◆ What needs to be done: Below is a set of records. Repeat them verbatim without the pictures.

****************

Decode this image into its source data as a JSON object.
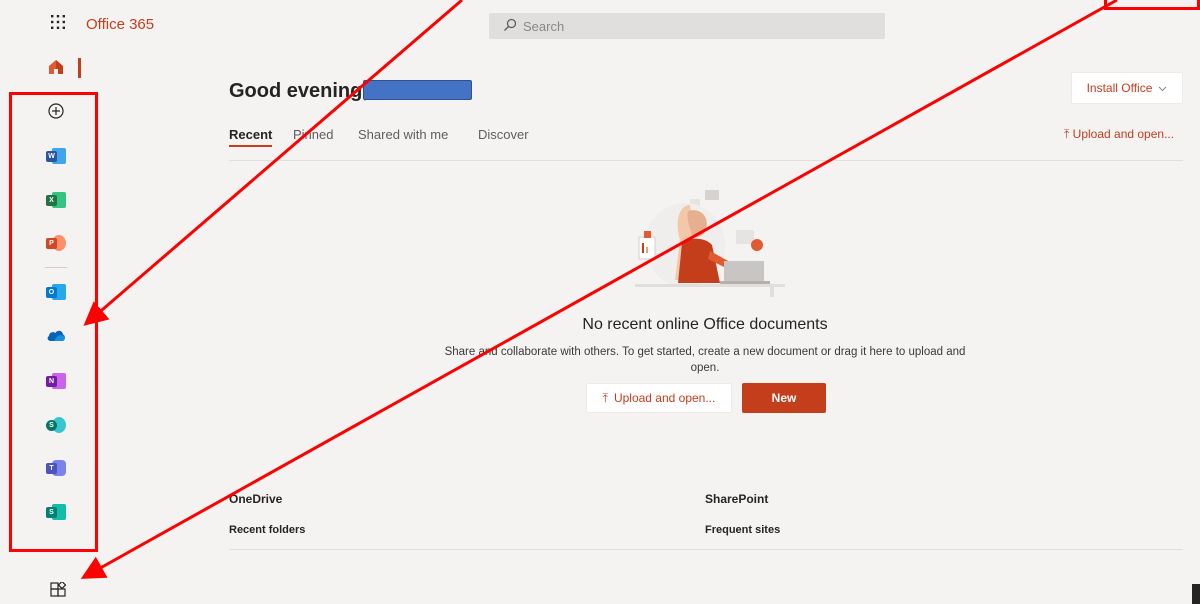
{
  "topbar": {
    "app_name": "Office 365",
    "search_placeholder": "Search"
  },
  "rail": {
    "items": [
      {
        "name": "home",
        "label": ""
      },
      {
        "name": "create",
        "label": ""
      },
      {
        "name": "word",
        "letter": "W",
        "color": "#2b579a"
      },
      {
        "name": "excel",
        "letter": "X",
        "color": "#217346"
      },
      {
        "name": "powerpoint",
        "letter": "P",
        "color": "#d24726"
      },
      {
        "name": "outlook",
        "letter": "O",
        "color": "#0078d4"
      },
      {
        "name": "onedrive",
        "letter": "",
        "color": "#0364b8"
      },
      {
        "name": "onenote",
        "letter": "N",
        "color": "#7719aa"
      },
      {
        "name": "sharepoint",
        "letter": "S",
        "color": "#077568"
      },
      {
        "name": "teams",
        "letter": "T",
        "color": "#4b53bc"
      },
      {
        "name": "sway",
        "letter": "S",
        "color": "#008272"
      }
    ]
  },
  "main": {
    "greeting": "Good evening,",
    "install_label": "Install Office",
    "tabs": [
      {
        "label": "Recent",
        "active": true
      },
      {
        "label": "Pinned",
        "active": false
      },
      {
        "label": "Shared with me",
        "active": false
      },
      {
        "label": "Discover",
        "active": false
      }
    ],
    "upload_label": "Upload and open...",
    "empty_title": "No recent online Office documents",
    "empty_desc": "Share and collaborate with others. To get started, create a new document or drag it here to upload and open.",
    "upload_button": "Upload and open...",
    "new_button": "New"
  },
  "sections": {
    "onedrive": {
      "title": "OneDrive",
      "sub": "Recent folders"
    },
    "sharepoint": {
      "title": "SharePoint",
      "sub": "Frequent sites"
    }
  },
  "colors": {
    "accent": "#c43e1c",
    "annotation": "#ff0000",
    "redaction": "#4472c4"
  }
}
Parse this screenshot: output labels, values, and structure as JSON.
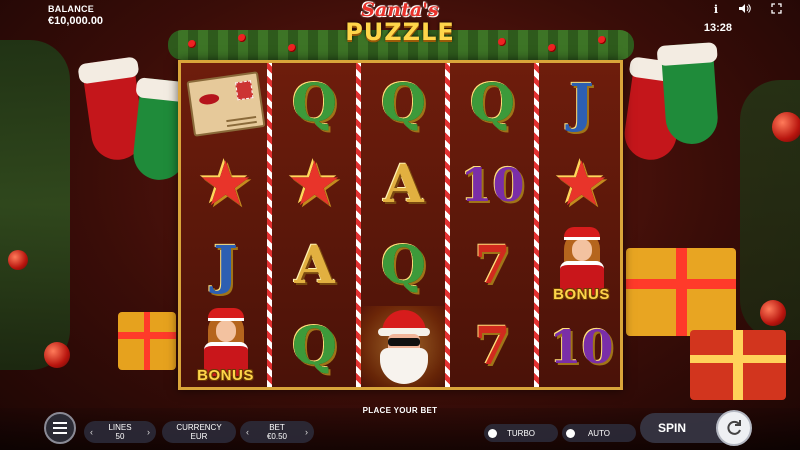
{
  "header": {
    "title": "Santa's Puzzle",
    "logo_top": "Santa's",
    "logo_main": "PUZZLE",
    "balance_label": "BALANCE",
    "balance_value": "€10,000.00",
    "clock": "13:28",
    "icons": [
      "info-icon",
      "sound-icon",
      "fullscreen-icon"
    ]
  },
  "reels": [
    [
      "letter",
      "star",
      "J",
      "bonus"
    ],
    [
      "Q",
      "star",
      "A",
      "Q"
    ],
    [
      "Q",
      "A",
      "Q",
      "santa"
    ],
    [
      "Q",
      "10",
      "7",
      "7"
    ],
    [
      "J",
      "star",
      "bonus",
      "10"
    ]
  ],
  "bonus_label": "BONUS",
  "bottom_bar": {
    "status": "PLACE YOUR BET",
    "lines_label": "LINES",
    "lines_value": "50",
    "currency_label": "CURRENCY",
    "currency_value": "EUR",
    "bet_label": "BET",
    "bet_value": "€0.50",
    "turbo_label": "TURBO",
    "auto_label": "AUTO",
    "spin_label": "SPIN"
  },
  "colors": {
    "frame_gold": "#d9a53a",
    "accent_red": "#d71c1c",
    "bonus_yellow": "#ffd54a"
  }
}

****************

◆ Output below:
Decode this image into its source data as a JSON object.
{
  "topbar": {
    "app_name": "Office 365",
    "search_placeholder": "Search"
  },
  "rail": {
    "items": [
      {
        "name": "home",
        "label": ""
      },
      {
        "name": "create",
        "label": ""
      },
      {
        "name": "word",
        "letter": "W",
        "color": "#2b579a"
      },
      {
        "name": "excel",
        "letter": "X",
        "color": "#217346"
      },
      {
        "name": "powerpoint",
        "letter": "P",
        "color": "#d24726"
      },
      {
        "name": "outlook",
        "letter": "O",
        "color": "#0078d4"
      },
      {
        "name": "onedrive",
        "letter": "",
        "color": "#0364b8"
      },
      {
        "name": "onenote",
        "letter": "N",
        "color": "#7719aa"
      },
      {
        "name": "sharepoint",
        "letter": "S",
        "color": "#077568"
      },
      {
        "name": "teams",
        "letter": "T",
        "color": "#4b53bc"
      },
      {
        "name": "sway",
        "letter": "S",
        "color": "#008272"
      }
    ]
  },
  "main": {
    "greeting": "Good evening,",
    "install_label": "Install Office",
    "tabs": [
      {
        "label": "Recent",
        "active": true
      },
      {
        "label": "Pinned",
        "active": false
      },
      {
        "label": "Shared with me",
        "active": false
      },
      {
        "label": "Discover",
        "active": false
      }
    ],
    "upload_label": "Upload and open...",
    "empty_title": "No recent online Office documents",
    "empty_desc": "Share and collaborate with others. To get started, create a new document or drag it here to upload and open.",
    "upload_button": "Upload and open...",
    "new_button": "New"
  },
  "sections": {
    "onedrive": {
      "title": "OneDrive",
      "sub": "Recent folders"
    },
    "sharepoint": {
      "title": "SharePoint",
      "sub": "Frequent sites"
    }
  },
  "colors": {
    "accent": "#c43e1c",
    "annotation": "#ff0000",
    "redaction": "#4472c4"
  }
}
Parse this screenshot: output labels, values, and structure as JSON.
{
  "header": {
    "title": "Santa's Puzzle",
    "logo_top": "Santa's",
    "logo_main": "PUZZLE",
    "balance_label": "BALANCE",
    "balance_value": "€10,000.00",
    "clock": "13:28",
    "icons": [
      "info-icon",
      "sound-icon",
      "fullscreen-icon"
    ]
  },
  "reels": [
    [
      "letter",
      "star",
      "J",
      "bonus"
    ],
    [
      "Q",
      "star",
      "A",
      "Q"
    ],
    [
      "Q",
      "A",
      "Q",
      "santa"
    ],
    [
      "Q",
      "10",
      "7",
      "7"
    ],
    [
      "J",
      "star",
      "bonus",
      "10"
    ]
  ],
  "bonus_label": "BONUS",
  "bottom_bar": {
    "status": "PLACE YOUR BET",
    "lines_label": "LINES",
    "lines_value": "50",
    "currency_label": "CURRENCY",
    "currency_value": "EUR",
    "bet_label": "BET",
    "bet_value": "€0.50",
    "turbo_label": "TURBO",
    "auto_label": "AUTO",
    "spin_label": "SPIN"
  },
  "colors": {
    "frame_gold": "#d9a53a",
    "accent_red": "#d71c1c",
    "bonus_yellow": "#ffd54a"
  }
}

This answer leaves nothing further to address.